Records excerpted from a collection:
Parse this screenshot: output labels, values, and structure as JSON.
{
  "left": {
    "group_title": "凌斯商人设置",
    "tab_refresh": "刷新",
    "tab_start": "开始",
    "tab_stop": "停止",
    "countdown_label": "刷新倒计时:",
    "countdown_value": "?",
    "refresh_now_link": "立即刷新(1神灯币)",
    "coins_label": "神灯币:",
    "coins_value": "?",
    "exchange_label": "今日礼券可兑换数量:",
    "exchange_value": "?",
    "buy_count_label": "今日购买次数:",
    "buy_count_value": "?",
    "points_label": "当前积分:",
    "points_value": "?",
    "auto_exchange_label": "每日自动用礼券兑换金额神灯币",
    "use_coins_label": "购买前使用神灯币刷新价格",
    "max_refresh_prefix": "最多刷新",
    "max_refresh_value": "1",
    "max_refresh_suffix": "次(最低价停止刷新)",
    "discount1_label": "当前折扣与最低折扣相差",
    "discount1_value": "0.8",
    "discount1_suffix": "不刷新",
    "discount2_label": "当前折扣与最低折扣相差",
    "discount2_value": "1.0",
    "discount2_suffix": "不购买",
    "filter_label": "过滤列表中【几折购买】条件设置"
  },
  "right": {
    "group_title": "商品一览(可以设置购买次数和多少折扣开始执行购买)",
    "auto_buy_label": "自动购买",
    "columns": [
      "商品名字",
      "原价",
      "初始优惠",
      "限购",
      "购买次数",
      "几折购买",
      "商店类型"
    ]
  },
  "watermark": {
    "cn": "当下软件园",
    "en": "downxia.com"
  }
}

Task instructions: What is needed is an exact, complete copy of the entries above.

Response:
Parse this screenshot: output labels, values, and structure as JSON.
{
  "left": {
    "group_title": "凌斯商人设置",
    "tab_refresh": "刷新",
    "tab_start": "开始",
    "tab_stop": "停止",
    "countdown_label": "刷新倒计时:",
    "countdown_value": "?",
    "refresh_now_link": "立即刷新(1神灯币)",
    "coins_label": "神灯币:",
    "coins_value": "?",
    "exchange_label": "今日礼券可兑换数量:",
    "exchange_value": "?",
    "buy_count_label": "今日购买次数:",
    "buy_count_value": "?",
    "points_label": "当前积分:",
    "points_value": "?",
    "auto_exchange_label": "每日自动用礼券兑换金额神灯币",
    "use_coins_label": "购买前使用神灯币刷新价格",
    "max_refresh_prefix": "最多刷新",
    "max_refresh_value": "1",
    "max_refresh_suffix": "次(最低价停止刷新)",
    "discount1_label": "当前折扣与最低折扣相差",
    "discount1_value": "0.8",
    "discount1_suffix": "不刷新",
    "discount2_label": "当前折扣与最低折扣相差",
    "discount2_value": "1.0",
    "discount2_suffix": "不购买",
    "filter_label": "过滤列表中【几折购买】条件设置"
  },
  "right": {
    "group_title": "商品一览(可以设置购买次数和多少折扣开始执行购买)",
    "auto_buy_label": "自动购买",
    "columns": [
      "商品名字",
      "原价",
      "初始优惠",
      "限购",
      "购买次数",
      "几折购买",
      "商店类型"
    ]
  },
  "watermark": {
    "cn": "当下软件园",
    "en": "downxia.com"
  }
}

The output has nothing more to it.